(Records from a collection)
--- START ---

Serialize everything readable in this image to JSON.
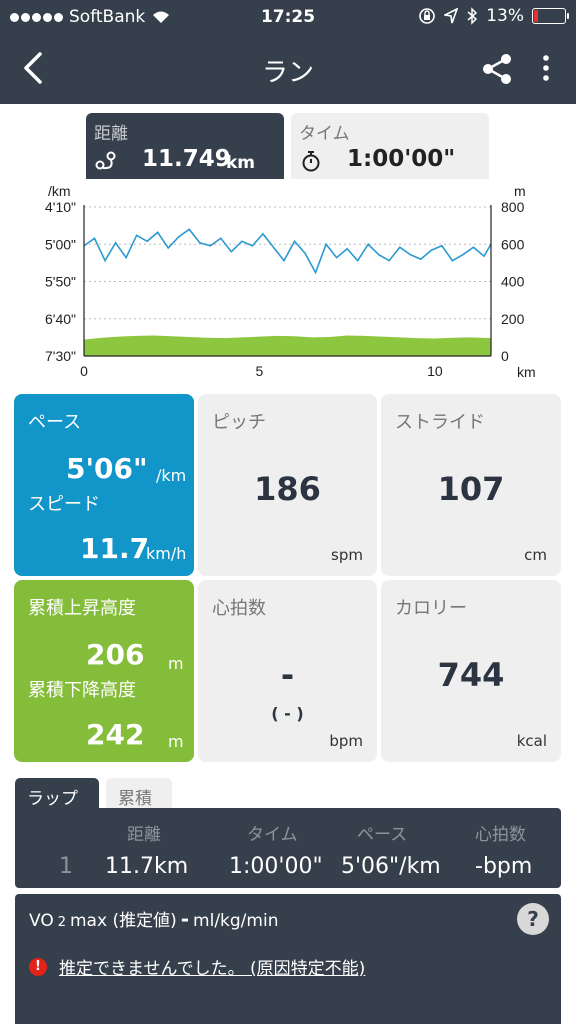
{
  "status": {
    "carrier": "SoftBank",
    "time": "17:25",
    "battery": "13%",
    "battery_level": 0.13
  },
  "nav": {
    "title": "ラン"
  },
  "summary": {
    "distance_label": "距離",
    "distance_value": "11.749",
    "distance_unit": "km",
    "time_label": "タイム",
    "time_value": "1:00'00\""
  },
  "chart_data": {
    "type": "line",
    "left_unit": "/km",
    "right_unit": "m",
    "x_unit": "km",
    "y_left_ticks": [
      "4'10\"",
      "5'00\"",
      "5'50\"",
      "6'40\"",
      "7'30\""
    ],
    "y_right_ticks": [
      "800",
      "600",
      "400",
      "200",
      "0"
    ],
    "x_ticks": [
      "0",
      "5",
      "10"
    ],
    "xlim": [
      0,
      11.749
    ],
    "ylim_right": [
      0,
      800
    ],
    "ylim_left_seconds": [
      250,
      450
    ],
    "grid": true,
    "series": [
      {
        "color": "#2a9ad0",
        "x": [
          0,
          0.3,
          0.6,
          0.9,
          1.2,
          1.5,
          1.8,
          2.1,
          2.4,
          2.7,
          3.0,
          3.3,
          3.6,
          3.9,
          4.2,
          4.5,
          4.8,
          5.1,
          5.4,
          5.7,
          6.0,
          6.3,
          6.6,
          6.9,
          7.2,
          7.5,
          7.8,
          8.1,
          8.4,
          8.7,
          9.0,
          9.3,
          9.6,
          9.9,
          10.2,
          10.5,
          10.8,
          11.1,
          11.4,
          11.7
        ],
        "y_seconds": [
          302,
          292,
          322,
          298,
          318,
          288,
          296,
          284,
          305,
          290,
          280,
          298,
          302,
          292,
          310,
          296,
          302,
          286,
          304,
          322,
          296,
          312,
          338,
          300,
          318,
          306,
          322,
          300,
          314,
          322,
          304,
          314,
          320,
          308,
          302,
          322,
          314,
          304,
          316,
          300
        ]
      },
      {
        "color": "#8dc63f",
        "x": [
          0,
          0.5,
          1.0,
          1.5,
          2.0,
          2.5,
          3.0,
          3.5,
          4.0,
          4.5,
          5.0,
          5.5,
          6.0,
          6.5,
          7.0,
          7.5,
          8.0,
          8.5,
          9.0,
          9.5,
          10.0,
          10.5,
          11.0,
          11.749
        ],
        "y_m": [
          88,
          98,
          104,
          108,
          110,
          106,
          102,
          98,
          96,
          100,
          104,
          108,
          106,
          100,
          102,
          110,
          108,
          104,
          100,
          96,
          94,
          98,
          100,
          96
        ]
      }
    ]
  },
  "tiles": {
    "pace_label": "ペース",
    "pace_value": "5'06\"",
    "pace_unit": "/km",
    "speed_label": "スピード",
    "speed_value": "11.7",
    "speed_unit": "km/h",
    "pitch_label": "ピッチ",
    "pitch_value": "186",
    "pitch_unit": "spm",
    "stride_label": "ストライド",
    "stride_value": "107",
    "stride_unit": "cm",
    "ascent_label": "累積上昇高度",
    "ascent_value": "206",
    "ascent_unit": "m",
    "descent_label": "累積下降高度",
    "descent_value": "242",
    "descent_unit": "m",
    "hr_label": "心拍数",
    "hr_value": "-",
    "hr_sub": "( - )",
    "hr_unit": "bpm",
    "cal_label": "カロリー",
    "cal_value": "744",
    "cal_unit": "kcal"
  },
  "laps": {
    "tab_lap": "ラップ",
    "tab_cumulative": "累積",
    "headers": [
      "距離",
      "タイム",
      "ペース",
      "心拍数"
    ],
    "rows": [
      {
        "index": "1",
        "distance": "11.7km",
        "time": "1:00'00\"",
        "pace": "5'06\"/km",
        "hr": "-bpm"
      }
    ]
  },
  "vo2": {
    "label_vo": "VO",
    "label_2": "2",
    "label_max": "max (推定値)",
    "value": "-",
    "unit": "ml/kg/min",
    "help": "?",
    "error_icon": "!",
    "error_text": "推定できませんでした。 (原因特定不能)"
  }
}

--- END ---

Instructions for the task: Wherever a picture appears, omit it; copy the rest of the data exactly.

Exercise solution:
Serialize everything readable in this image to JSON.
{
  "status": {
    "carrier": "SoftBank",
    "time": "17:25",
    "battery": "13%",
    "battery_level": 0.13
  },
  "nav": {
    "title": "ラン"
  },
  "summary": {
    "distance_label": "距離",
    "distance_value": "11.749",
    "distance_unit": "km",
    "time_label": "タイム",
    "time_value": "1:00'00\""
  },
  "chart_data": {
    "type": "line",
    "left_unit": "/km",
    "right_unit": "m",
    "x_unit": "km",
    "y_left_ticks": [
      "4'10\"",
      "5'00\"",
      "5'50\"",
      "6'40\"",
      "7'30\""
    ],
    "y_right_ticks": [
      "800",
      "600",
      "400",
      "200",
      "0"
    ],
    "x_ticks": [
      "0",
      "5",
      "10"
    ],
    "xlim": [
      0,
      11.749
    ],
    "ylim_right": [
      0,
      800
    ],
    "ylim_left_seconds": [
      250,
      450
    ],
    "grid": true,
    "series": [
      {
        "color": "#2a9ad0",
        "x": [
          0,
          0.3,
          0.6,
          0.9,
          1.2,
          1.5,
          1.8,
          2.1,
          2.4,
          2.7,
          3.0,
          3.3,
          3.6,
          3.9,
          4.2,
          4.5,
          4.8,
          5.1,
          5.4,
          5.7,
          6.0,
          6.3,
          6.6,
          6.9,
          7.2,
          7.5,
          7.8,
          8.1,
          8.4,
          8.7,
          9.0,
          9.3,
          9.6,
          9.9,
          10.2,
          10.5,
          10.8,
          11.1,
          11.4,
          11.7
        ],
        "y_seconds": [
          302,
          292,
          322,
          298,
          318,
          288,
          296,
          284,
          305,
          290,
          280,
          298,
          302,
          292,
          310,
          296,
          302,
          286,
          304,
          322,
          296,
          312,
          338,
          300,
          318,
          306,
          322,
          300,
          314,
          322,
          304,
          314,
          320,
          308,
          302,
          322,
          314,
          304,
          316,
          300
        ]
      },
      {
        "color": "#8dc63f",
        "x": [
          0,
          0.5,
          1.0,
          1.5,
          2.0,
          2.5,
          3.0,
          3.5,
          4.0,
          4.5,
          5.0,
          5.5,
          6.0,
          6.5,
          7.0,
          7.5,
          8.0,
          8.5,
          9.0,
          9.5,
          10.0,
          10.5,
          11.0,
          11.749
        ],
        "y_m": [
          88,
          98,
          104,
          108,
          110,
          106,
          102,
          98,
          96,
          100,
          104,
          108,
          106,
          100,
          102,
          110,
          108,
          104,
          100,
          96,
          94,
          98,
          100,
          96
        ]
      }
    ]
  },
  "tiles": {
    "pace_label": "ペース",
    "pace_value": "5'06\"",
    "pace_unit": "/km",
    "speed_label": "スピード",
    "speed_value": "11.7",
    "speed_unit": "km/h",
    "pitch_label": "ピッチ",
    "pitch_value": "186",
    "pitch_unit": "spm",
    "stride_label": "ストライド",
    "stride_value": "107",
    "stride_unit": "cm",
    "ascent_label": "累積上昇高度",
    "ascent_value": "206",
    "ascent_unit": "m",
    "descent_label": "累積下降高度",
    "descent_value": "242",
    "descent_unit": "m",
    "hr_label": "心拍数",
    "hr_value": "-",
    "hr_sub": "( - )",
    "hr_unit": "bpm",
    "cal_label": "カロリー",
    "cal_value": "744",
    "cal_unit": "kcal"
  },
  "laps": {
    "tab_lap": "ラップ",
    "tab_cumulative": "累積",
    "headers": [
      "距離",
      "タイム",
      "ペース",
      "心拍数"
    ],
    "rows": [
      {
        "index": "1",
        "distance": "11.7km",
        "time": "1:00'00\"",
        "pace": "5'06\"/km",
        "hr": "-bpm"
      }
    ]
  },
  "vo2": {
    "label_vo": "VO",
    "label_2": "2",
    "label_max": "max (推定値)",
    "value": "-",
    "unit": "ml/kg/min",
    "help": "?",
    "error_icon": "!",
    "error_text": "推定できませんでした。 (原因特定不能)"
  }
}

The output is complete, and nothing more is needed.